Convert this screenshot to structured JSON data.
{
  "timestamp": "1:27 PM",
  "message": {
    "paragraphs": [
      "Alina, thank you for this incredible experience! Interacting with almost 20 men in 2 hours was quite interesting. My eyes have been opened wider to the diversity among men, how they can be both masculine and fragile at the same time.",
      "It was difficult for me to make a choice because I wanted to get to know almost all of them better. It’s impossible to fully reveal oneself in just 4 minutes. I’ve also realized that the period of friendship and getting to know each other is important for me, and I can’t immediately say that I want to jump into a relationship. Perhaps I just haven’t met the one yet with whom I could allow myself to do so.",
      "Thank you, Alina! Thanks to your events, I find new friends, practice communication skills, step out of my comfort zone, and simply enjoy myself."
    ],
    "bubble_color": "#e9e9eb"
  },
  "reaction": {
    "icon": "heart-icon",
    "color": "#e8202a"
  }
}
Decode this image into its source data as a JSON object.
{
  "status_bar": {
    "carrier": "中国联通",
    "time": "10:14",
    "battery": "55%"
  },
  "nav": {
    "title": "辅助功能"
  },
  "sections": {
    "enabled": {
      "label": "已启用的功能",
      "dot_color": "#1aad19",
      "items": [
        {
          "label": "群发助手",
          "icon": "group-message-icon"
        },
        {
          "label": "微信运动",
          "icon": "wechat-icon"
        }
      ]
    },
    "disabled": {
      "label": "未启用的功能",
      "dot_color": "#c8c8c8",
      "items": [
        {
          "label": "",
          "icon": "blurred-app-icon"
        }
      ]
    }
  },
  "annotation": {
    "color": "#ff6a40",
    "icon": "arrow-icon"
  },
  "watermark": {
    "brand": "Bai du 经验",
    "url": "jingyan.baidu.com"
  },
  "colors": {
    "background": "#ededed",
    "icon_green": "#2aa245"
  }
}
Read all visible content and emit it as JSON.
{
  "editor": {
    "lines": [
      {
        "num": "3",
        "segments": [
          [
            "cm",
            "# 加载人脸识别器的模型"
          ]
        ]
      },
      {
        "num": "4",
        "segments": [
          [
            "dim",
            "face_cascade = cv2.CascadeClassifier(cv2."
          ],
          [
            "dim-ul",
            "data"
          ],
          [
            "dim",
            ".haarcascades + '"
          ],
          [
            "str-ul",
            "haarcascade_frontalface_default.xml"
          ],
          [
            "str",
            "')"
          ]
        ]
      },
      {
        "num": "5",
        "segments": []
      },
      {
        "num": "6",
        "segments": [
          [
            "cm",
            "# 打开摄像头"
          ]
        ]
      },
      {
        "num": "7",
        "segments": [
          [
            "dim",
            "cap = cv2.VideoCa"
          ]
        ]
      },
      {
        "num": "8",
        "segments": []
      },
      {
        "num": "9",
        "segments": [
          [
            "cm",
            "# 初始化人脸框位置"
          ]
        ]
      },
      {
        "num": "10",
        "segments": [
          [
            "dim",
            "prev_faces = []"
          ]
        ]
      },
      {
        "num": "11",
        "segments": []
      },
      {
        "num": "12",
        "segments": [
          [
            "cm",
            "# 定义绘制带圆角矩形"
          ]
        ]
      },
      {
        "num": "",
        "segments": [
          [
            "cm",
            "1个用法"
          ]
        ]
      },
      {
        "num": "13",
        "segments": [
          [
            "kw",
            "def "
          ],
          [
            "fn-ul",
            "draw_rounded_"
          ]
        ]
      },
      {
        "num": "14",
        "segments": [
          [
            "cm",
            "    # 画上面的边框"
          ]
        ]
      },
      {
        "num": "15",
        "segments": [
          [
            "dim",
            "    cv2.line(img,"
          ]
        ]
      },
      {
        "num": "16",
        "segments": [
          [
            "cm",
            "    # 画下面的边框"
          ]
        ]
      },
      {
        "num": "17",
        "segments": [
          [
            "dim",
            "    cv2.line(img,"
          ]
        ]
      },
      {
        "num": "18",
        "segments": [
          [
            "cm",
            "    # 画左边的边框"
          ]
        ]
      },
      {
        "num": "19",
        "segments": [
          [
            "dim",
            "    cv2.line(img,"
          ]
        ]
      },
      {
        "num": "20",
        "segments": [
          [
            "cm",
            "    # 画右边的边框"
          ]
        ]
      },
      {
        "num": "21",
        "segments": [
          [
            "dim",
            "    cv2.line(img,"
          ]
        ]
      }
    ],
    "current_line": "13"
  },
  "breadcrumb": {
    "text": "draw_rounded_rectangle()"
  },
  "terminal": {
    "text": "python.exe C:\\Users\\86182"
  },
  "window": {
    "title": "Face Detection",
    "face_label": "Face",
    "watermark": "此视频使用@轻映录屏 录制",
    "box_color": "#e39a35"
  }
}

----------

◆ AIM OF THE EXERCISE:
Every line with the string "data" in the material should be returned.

◆ WORKED SOLUTION:
Convert this screenshot to structured JSON data.
Decode this image into its source data as a JSON object.
            "data"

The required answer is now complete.